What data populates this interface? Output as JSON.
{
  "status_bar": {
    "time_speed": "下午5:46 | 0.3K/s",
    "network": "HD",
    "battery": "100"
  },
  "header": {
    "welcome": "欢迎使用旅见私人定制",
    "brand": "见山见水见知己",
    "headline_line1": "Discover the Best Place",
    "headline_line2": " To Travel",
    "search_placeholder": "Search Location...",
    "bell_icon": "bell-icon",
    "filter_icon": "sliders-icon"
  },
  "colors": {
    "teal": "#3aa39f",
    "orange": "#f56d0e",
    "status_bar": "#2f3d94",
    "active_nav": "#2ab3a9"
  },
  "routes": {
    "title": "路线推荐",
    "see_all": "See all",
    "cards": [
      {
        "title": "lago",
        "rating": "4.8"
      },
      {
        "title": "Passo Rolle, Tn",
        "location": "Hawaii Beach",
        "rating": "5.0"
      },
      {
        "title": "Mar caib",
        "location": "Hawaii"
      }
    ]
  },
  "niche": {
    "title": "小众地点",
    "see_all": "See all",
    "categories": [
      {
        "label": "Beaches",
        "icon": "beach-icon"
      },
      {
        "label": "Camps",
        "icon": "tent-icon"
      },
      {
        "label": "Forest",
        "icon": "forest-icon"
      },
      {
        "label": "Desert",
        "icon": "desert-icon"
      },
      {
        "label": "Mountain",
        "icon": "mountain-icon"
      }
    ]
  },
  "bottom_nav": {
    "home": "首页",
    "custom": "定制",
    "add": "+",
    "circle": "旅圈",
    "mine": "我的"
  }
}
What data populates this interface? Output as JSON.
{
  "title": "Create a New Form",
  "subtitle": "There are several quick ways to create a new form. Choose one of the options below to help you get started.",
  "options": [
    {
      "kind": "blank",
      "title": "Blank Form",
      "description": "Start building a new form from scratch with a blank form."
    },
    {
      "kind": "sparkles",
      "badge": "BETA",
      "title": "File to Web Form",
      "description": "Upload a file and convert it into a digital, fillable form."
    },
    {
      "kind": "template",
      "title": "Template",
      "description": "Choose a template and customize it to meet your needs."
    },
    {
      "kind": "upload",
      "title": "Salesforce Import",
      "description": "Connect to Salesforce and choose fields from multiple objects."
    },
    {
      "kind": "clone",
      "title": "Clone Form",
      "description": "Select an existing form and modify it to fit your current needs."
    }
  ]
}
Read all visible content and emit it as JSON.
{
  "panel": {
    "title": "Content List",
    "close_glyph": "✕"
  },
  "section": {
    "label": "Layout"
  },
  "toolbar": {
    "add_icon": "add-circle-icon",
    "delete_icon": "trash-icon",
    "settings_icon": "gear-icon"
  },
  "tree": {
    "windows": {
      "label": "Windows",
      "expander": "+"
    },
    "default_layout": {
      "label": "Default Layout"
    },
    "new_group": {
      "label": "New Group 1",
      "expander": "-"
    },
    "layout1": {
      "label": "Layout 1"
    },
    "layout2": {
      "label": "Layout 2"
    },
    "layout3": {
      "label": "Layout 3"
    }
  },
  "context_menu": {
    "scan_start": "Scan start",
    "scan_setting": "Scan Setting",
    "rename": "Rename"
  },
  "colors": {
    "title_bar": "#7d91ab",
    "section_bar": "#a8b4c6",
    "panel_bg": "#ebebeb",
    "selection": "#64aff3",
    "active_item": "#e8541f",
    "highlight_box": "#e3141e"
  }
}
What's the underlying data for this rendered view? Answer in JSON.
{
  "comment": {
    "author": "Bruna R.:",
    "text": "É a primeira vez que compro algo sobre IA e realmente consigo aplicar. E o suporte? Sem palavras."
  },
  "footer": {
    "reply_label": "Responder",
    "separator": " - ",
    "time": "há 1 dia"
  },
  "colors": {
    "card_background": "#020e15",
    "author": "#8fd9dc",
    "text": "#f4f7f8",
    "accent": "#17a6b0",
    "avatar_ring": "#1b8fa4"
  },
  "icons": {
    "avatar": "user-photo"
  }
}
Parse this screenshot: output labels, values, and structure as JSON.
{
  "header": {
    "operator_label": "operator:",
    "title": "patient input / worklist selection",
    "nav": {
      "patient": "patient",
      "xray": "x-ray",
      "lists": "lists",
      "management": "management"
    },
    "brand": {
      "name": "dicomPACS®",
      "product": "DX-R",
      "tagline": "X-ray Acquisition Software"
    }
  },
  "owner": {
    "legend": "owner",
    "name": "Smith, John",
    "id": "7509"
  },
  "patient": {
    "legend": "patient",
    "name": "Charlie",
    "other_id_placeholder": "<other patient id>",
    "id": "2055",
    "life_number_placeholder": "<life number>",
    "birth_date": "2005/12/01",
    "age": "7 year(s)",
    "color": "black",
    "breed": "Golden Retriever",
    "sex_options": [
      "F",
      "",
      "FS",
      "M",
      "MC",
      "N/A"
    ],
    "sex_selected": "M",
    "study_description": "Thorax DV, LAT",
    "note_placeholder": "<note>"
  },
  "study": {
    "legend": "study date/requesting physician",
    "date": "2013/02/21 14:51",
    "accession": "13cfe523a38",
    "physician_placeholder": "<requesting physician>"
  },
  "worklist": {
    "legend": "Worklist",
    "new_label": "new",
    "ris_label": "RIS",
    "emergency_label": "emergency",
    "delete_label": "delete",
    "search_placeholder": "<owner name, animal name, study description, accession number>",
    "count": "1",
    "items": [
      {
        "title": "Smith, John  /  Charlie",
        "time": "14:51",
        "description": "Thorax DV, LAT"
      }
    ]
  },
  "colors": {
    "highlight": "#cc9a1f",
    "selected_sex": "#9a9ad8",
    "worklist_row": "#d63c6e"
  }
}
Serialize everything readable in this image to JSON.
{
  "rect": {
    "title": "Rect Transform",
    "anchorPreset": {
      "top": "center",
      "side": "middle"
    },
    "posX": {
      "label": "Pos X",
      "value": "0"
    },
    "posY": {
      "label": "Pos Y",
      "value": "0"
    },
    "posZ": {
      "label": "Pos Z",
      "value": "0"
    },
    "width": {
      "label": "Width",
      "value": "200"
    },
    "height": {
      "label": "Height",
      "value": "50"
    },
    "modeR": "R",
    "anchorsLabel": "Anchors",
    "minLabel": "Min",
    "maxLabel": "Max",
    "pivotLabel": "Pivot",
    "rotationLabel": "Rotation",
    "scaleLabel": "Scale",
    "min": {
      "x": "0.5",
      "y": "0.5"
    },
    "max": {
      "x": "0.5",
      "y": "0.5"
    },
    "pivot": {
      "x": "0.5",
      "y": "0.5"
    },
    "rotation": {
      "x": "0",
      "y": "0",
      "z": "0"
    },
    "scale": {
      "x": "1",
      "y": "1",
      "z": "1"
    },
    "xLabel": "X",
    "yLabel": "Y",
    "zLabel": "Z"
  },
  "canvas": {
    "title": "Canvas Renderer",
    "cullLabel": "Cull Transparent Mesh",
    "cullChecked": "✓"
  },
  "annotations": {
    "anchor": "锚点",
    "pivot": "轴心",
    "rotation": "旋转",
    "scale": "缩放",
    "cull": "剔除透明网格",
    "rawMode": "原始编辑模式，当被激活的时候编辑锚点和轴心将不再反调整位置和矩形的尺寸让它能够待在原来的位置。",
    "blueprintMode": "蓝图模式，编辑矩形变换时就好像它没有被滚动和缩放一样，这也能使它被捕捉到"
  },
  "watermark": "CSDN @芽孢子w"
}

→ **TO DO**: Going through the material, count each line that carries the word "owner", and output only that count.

→ **YOUR SOLUTION**: 3